§ **WHAT TO DO**: Each entry below must come back exactly as written, without its pictures.

[Items from an interface collection]
'''

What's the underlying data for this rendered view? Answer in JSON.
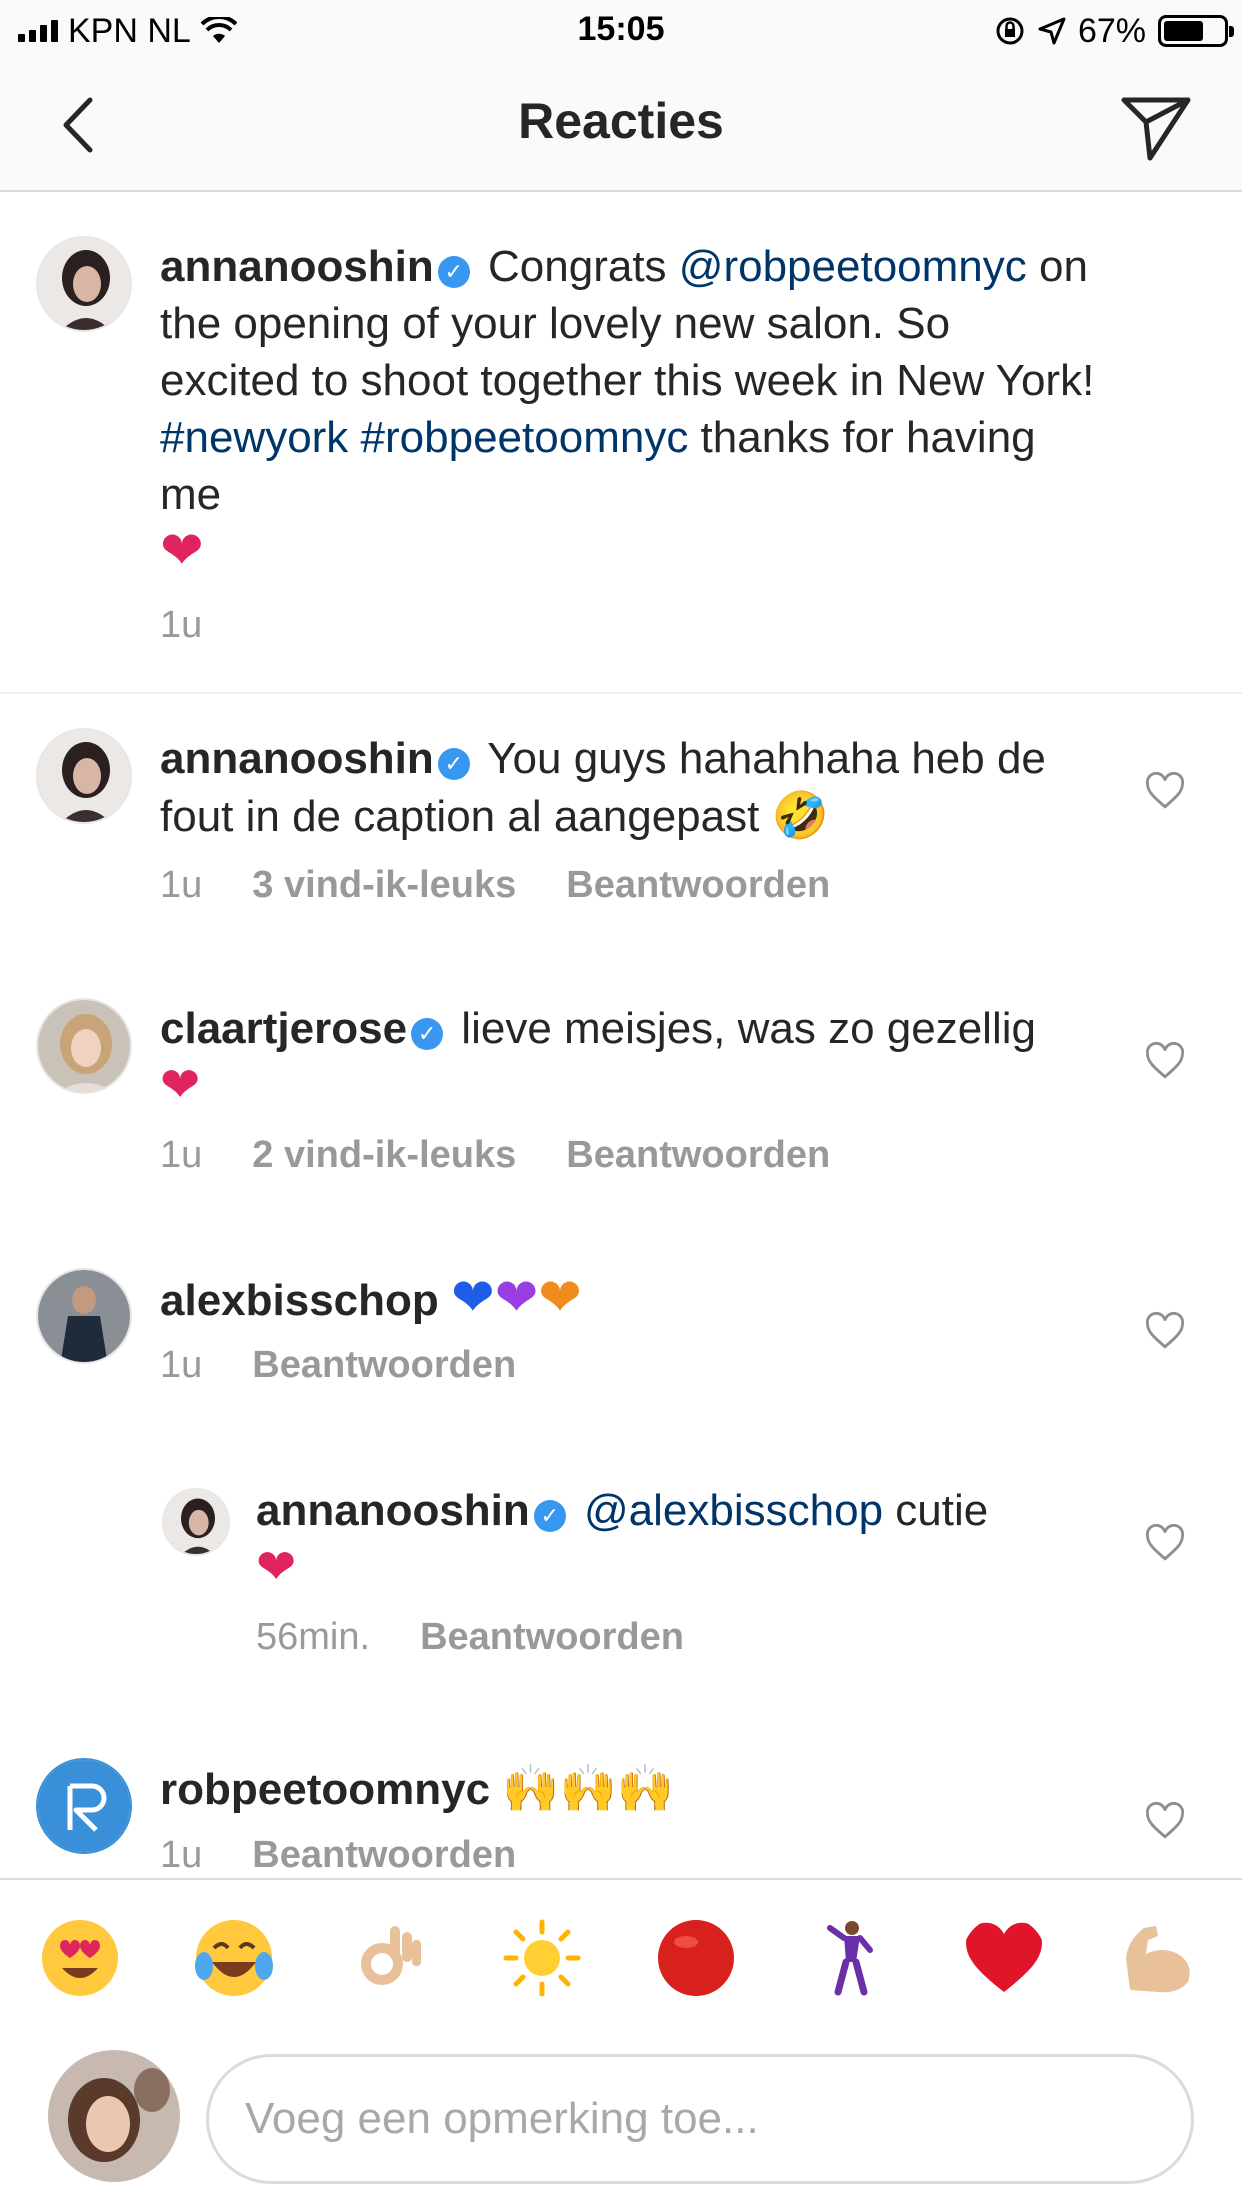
{
  "status_bar": {
    "carrier": "KPN NL",
    "time": "15:05",
    "battery": "67%",
    "battery_level": 0.67
  },
  "nav": {
    "title": "Reacties",
    "back_icon": "chevron-left-icon",
    "send_icon": "paper-plane-icon"
  },
  "caption": {
    "username": "annanooshin",
    "text_pre": "Congrats",
    "mention": "@robpeetoomnyc",
    "text_mid": "on the opening of your lovely new salon. So excited to shoot together this week in New York!",
    "hashtag1": "#newyork",
    "hashtag2": "#robpeetoomnyc",
    "text_post": "thanks for having me",
    "time": "1u"
  },
  "comments": [
    {
      "username": "annanooshin",
      "text": "You guys hahahhaha heb de fout in de caption al aangepast",
      "time": "1u",
      "likes": "3 vind-ik-leuks",
      "reply": "Beantwoorden"
    },
    {
      "username": "claartjerose",
      "text": "lieve meisjes, was zo gezellig",
      "time": "1u",
      "likes": "2 vind-ik-leuks",
      "reply": "Beantwoorden"
    },
    {
      "username": "alexbisschop",
      "text": "",
      "time": "1u",
      "reply": "Beantwoorden"
    },
    {
      "username": "annanooshin",
      "mention": "@alexbisschop",
      "text": "cutie",
      "time": "56min.",
      "reply": "Beantwoorden"
    },
    {
      "username": "robpeetoomnyc",
      "text": "",
      "time": "1u",
      "reply": "Beantwoorden"
    }
  ],
  "emoji_bar": [
    "heart-eyes-emoji",
    "tears-of-joy-emoji",
    "ok-hand-emoji",
    "sun-emoji",
    "red-circle-emoji",
    "dancer-emoji",
    "red-heart-emoji",
    "flexed-biceps-emoji"
  ],
  "input": {
    "placeholder": "Voeg een opmerking toe..."
  },
  "colors": {
    "link": "#003569",
    "verified": "#3897f0",
    "meta": "#999999",
    "heart": "#e0245e"
  }
}
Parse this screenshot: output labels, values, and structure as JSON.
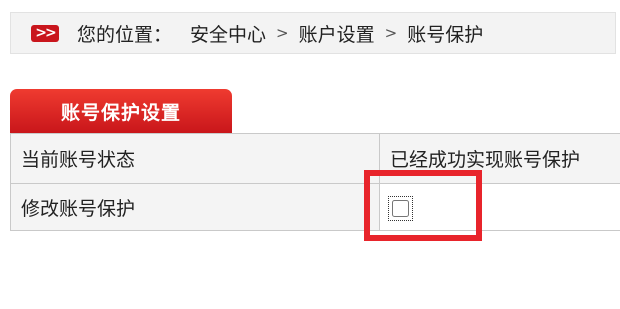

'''

§ **SOLUTION TO THIS PROBLEM**:
What's the underlying data for this rendered view? Answer in JSON.
{
  "status_bar": {
    "carrier": "KPN NL",
    "time": "15:05",
    "battery": "67%",
    "battery_level": 0.67
  },
  "nav": {
    "title": "Reacties",
    "back_icon": "chevron-left-icon",
    "send_icon": "paper-plane-icon"
  },
  "caption": {
    "username": "annanooshin",
    "text_pre": "Congrats",
    "mention": "@robpeetoomnyc",
    "text_mid": "on the opening of your lovely new salon. So excited to shoot together this week in New York!",
    "hashtag1": "#newyork",
    "hashtag2": "#robpeetoomnyc",
    "text_post": "thanks for having me",
    "time": "1u"
  },
  "comments": [
    {
      "username": "annanooshin",
      "text": "You guys hahahhaha heb de fout in de caption al aangepast",
      "time": "1u",
      "likes": "3 vind-ik-leuks",
      "reply": "Beantwoorden"
    },
    {
      "username": "claartjerose",
      "text": "lieve meisjes, was zo gezellig",
      "time": "1u",
      "likes": "2 vind-ik-leuks",
      "reply": "Beantwoorden"
    },
    {
      "username": "alexbisschop",
      "text": "",
      "time": "1u",
      "reply": "Beantwoorden"
    },
    {
      "username": "annanooshin",
      "mention": "@alexbisschop",
      "text": "cutie",
      "time": "56min.",
      "reply": "Beantwoorden"
    },
    {
      "username": "robpeetoomnyc",
      "text": "",
      "time": "1u",
      "reply": "Beantwoorden"
    }
  ],
  "emoji_bar": [
    "heart-eyes-emoji",
    "tears-of-joy-emoji",
    "ok-hand-emoji",
    "sun-emoji",
    "red-circle-emoji",
    "dancer-emoji",
    "red-heart-emoji",
    "flexed-biceps-emoji"
  ],
  "input": {
    "placeholder": "Voeg een opmerking toe..."
  },
  "colors": {
    "link": "#003569",
    "verified": "#3897f0",
    "meta": "#999999",
    "heart": "#e0245e"
  }
}
Parse this screenshot: output labels, values, and structure as JSON.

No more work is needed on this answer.